Output the entries below exactly as written, omitting pictures.
━━━━━ Data records
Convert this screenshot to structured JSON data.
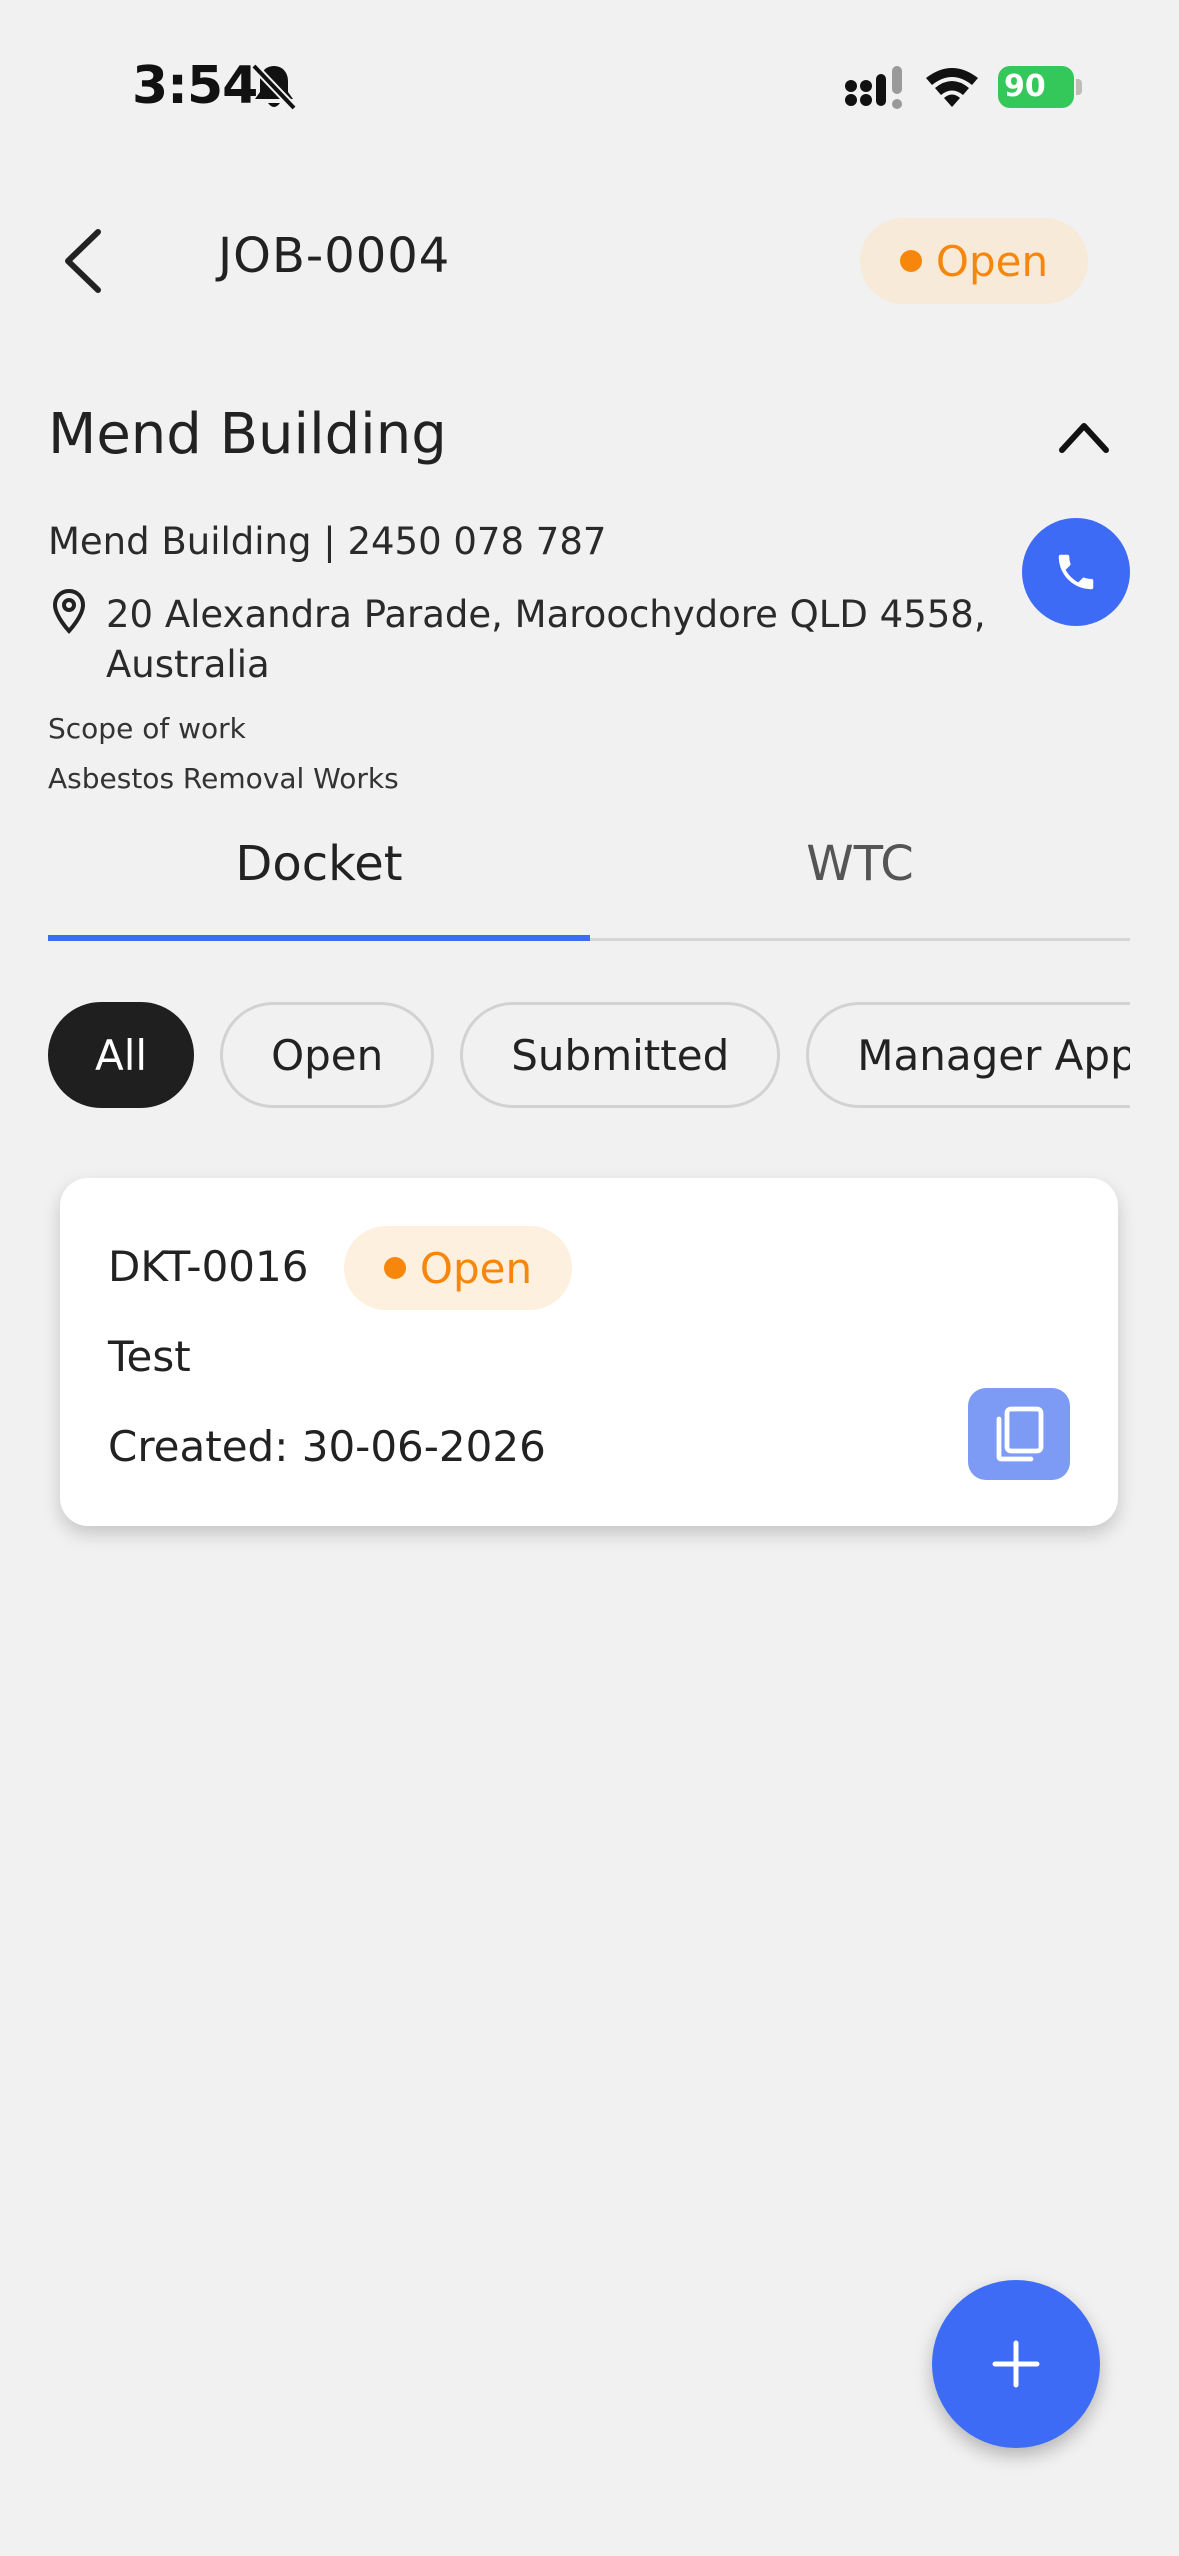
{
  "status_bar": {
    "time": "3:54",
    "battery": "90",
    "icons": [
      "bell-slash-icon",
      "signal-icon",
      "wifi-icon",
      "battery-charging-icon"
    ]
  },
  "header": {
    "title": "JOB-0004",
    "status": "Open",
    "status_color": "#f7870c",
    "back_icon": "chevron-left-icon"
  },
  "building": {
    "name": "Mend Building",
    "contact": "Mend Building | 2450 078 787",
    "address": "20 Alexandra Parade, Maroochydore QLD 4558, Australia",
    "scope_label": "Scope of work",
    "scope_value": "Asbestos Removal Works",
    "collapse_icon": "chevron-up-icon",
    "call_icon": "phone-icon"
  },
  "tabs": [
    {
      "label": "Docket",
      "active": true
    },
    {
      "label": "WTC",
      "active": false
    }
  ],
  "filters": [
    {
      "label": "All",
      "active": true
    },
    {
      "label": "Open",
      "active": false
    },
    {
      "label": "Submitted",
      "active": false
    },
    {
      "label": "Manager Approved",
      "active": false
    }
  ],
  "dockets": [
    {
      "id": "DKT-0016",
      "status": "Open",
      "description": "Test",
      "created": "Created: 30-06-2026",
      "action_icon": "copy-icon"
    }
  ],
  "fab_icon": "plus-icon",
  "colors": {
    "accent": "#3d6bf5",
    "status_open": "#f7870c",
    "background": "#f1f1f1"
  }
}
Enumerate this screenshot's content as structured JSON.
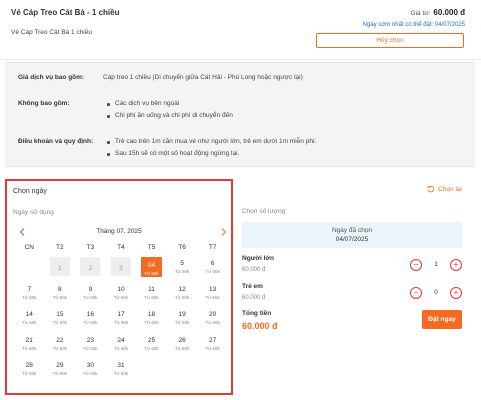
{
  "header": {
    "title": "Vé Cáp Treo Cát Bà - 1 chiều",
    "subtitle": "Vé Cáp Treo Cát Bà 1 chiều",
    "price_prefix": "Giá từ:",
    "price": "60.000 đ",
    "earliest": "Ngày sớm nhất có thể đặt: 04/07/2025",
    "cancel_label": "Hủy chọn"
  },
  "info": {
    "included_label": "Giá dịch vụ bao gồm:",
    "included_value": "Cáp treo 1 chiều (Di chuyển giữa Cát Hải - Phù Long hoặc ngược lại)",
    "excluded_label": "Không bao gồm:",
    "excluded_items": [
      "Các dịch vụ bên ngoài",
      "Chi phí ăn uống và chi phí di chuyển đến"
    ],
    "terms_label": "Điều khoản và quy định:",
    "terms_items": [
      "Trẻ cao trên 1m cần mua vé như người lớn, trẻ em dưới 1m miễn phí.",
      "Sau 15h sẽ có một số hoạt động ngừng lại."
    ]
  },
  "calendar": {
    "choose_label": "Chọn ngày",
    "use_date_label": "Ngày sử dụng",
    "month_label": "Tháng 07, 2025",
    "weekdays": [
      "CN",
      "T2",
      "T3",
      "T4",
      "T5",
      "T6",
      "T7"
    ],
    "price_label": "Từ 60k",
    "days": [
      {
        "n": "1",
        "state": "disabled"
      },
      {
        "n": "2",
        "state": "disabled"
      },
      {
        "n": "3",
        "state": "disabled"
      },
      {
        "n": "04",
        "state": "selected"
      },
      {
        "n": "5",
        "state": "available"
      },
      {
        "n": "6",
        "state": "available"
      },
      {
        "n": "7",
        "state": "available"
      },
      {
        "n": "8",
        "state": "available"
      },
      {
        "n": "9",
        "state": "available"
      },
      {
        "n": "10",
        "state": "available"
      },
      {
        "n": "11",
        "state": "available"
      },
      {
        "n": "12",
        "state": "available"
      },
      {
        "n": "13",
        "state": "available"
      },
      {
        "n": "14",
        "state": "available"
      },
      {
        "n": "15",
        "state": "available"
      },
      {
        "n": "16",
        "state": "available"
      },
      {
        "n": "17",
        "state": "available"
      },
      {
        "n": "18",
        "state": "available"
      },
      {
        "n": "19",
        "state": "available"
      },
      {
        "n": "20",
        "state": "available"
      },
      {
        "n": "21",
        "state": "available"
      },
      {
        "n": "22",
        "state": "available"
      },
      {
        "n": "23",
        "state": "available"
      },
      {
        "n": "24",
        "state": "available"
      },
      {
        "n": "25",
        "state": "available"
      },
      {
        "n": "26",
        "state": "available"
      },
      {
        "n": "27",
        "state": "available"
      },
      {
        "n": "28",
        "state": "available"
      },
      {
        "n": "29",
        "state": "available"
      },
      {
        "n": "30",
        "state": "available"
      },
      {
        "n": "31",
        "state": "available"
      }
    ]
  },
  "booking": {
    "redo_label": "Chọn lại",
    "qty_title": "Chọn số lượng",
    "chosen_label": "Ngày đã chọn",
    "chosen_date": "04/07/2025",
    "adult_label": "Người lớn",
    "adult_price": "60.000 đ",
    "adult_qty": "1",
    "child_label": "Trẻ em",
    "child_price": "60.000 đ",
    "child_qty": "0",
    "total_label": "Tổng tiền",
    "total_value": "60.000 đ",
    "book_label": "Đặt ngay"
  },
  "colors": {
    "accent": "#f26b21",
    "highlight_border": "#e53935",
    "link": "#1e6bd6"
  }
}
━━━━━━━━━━
Output below:
Convert this screenshot to structured JSON data.
{
  "status_bar": {
    "time": "3:54",
    "battery": "90",
    "icons": [
      "bell-slash-icon",
      "signal-icon",
      "wifi-icon",
      "battery-charging-icon"
    ]
  },
  "header": {
    "title": "JOB-0004",
    "status": "Open",
    "status_color": "#f7870c",
    "back_icon": "chevron-left-icon"
  },
  "building": {
    "name": "Mend Building",
    "contact": "Mend Building | 2450 078 787",
    "address": "20 Alexandra Parade, Maroochydore QLD 4558, Australia",
    "scope_label": "Scope of work",
    "scope_value": "Asbestos Removal Works",
    "collapse_icon": "chevron-up-icon",
    "call_icon": "phone-icon"
  },
  "tabs": [
    {
      "label": "Docket",
      "active": true
    },
    {
      "label": "WTC",
      "active": false
    }
  ],
  "filters": [
    {
      "label": "All",
      "active": true
    },
    {
      "label": "Open",
      "active": false
    },
    {
      "label": "Submitted",
      "active": false
    },
    {
      "label": "Manager Approved",
      "active": false
    }
  ],
  "dockets": [
    {
      "id": "DKT-0016",
      "status": "Open",
      "description": "Test",
      "created": "Created: 30-06-2026",
      "action_icon": "copy-icon"
    }
  ],
  "fab_icon": "plus-icon",
  "colors": {
    "accent": "#3d6bf5",
    "status_open": "#f7870c",
    "background": "#f1f1f1"
  }
}
Enumerate this screenshot's content as structured JSON.
{
  "header": {
    "title": "Vé Cáp Treo Cát Bà - 1 chiều",
    "subtitle": "Vé Cáp Treo Cát Bà 1 chiều",
    "price_prefix": "Giá từ:",
    "price": "60.000 đ",
    "earliest": "Ngày sớm nhất có thể đặt: 04/07/2025",
    "cancel_label": "Hủy chọn"
  },
  "info": {
    "included_label": "Giá dịch vụ bao gồm:",
    "included_value": "Cáp treo 1 chiều (Di chuyển giữa Cát Hải - Phù Long hoặc ngược lại)",
    "excluded_label": "Không bao gồm:",
    "excluded_items": [
      "Các dịch vụ bên ngoài",
      "Chi phí ăn uống và chi phí di chuyển đến"
    ],
    "terms_label": "Điều khoản và quy định:",
    "terms_items": [
      "Trẻ cao trên 1m cần mua vé như người lớn, trẻ em dưới 1m miễn phí.",
      "Sau 15h sẽ có một số hoạt động ngừng lại."
    ]
  },
  "calendar": {
    "choose_label": "Chọn ngày",
    "use_date_label": "Ngày sử dụng",
    "month_label": "Tháng 07, 2025",
    "weekdays": [
      "CN",
      "T2",
      "T3",
      "T4",
      "T5",
      "T6",
      "T7"
    ],
    "price_label": "Từ 60k",
    "days": [
      {
        "n": "1",
        "state": "disabled"
      },
      {
        "n": "2",
        "state": "disabled"
      },
      {
        "n": "3",
        "state": "disabled"
      },
      {
        "n": "04",
        "state": "selected"
      },
      {
        "n": "5",
        "state": "available"
      },
      {
        "n": "6",
        "state": "available"
      },
      {
        "n": "7",
        "state": "available"
      },
      {
        "n": "8",
        "state": "available"
      },
      {
        "n": "9",
        "state": "available"
      },
      {
        "n": "10",
        "state": "available"
      },
      {
        "n": "11",
        "state": "available"
      },
      {
        "n": "12",
        "state": "available"
      },
      {
        "n": "13",
        "state": "available"
      },
      {
        "n": "14",
        "state": "available"
      },
      {
        "n": "15",
        "state": "available"
      },
      {
        "n": "16",
        "state": "available"
      },
      {
        "n": "17",
        "state": "available"
      },
      {
        "n": "18",
        "state": "available"
      },
      {
        "n": "19",
        "state": "available"
      },
      {
        "n": "20",
        "state": "available"
      },
      {
        "n": "21",
        "state": "available"
      },
      {
        "n": "22",
        "state": "available"
      },
      {
        "n": "23",
        "state": "available"
      },
      {
        "n": "24",
        "state": "available"
      },
      {
        "n": "25",
        "state": "available"
      },
      {
        "n": "26",
        "state": "available"
      },
      {
        "n": "27",
        "state": "available"
      },
      {
        "n": "28",
        "state": "available"
      },
      {
        "n": "29",
        "state": "available"
      },
      {
        "n": "30",
        "state": "available"
      },
      {
        "n": "31",
        "state": "available"
      }
    ]
  },
  "booking": {
    "redo_label": "Chọn lại",
    "qty_title": "Chọn số lượng",
    "chosen_label": "Ngày đã chọn",
    "chosen_date": "04/07/2025",
    "adult_label": "Người lớn",
    "adult_price": "60.000 đ",
    "adult_qty": "1",
    "child_label": "Trẻ em",
    "child_price": "60.000 đ",
    "child_qty": "0",
    "total_label": "Tổng tiền",
    "total_value": "60.000 đ",
    "book_label": "Đặt ngay"
  },
  "colors": {
    "accent": "#f26b21",
    "highlight_border": "#e53935",
    "link": "#1e6bd6"
  }
}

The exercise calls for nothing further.